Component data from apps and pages

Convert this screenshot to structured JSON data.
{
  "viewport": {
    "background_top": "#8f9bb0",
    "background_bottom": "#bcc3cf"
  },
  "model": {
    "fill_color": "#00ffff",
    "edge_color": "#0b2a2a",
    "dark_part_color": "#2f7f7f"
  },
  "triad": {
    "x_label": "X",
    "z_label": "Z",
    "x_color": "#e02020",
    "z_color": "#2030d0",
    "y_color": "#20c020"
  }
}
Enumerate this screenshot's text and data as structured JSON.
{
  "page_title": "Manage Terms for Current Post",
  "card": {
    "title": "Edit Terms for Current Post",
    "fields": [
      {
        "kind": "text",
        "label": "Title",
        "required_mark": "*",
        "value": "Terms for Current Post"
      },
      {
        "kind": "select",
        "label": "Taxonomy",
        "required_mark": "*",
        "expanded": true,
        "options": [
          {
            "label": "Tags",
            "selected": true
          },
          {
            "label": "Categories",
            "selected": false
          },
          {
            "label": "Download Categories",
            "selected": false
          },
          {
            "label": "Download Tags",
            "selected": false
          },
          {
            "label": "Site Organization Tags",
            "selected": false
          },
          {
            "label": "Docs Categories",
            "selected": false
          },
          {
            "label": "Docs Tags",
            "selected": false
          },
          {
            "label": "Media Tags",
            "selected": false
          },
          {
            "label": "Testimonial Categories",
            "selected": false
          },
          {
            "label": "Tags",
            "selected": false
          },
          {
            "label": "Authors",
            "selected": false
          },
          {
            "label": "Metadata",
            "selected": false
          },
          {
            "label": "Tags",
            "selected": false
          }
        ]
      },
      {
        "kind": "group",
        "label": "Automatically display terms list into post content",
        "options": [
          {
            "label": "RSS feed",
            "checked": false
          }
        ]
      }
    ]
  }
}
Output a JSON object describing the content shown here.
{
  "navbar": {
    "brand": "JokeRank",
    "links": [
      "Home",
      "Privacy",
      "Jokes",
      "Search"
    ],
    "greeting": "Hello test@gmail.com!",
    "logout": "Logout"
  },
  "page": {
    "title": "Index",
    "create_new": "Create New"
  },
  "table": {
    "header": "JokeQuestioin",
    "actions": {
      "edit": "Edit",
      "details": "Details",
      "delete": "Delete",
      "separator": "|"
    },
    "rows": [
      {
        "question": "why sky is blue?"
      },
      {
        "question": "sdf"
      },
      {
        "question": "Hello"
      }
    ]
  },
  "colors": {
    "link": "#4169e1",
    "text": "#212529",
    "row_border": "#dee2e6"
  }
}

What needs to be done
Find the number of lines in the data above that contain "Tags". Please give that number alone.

Reply to the exercise
7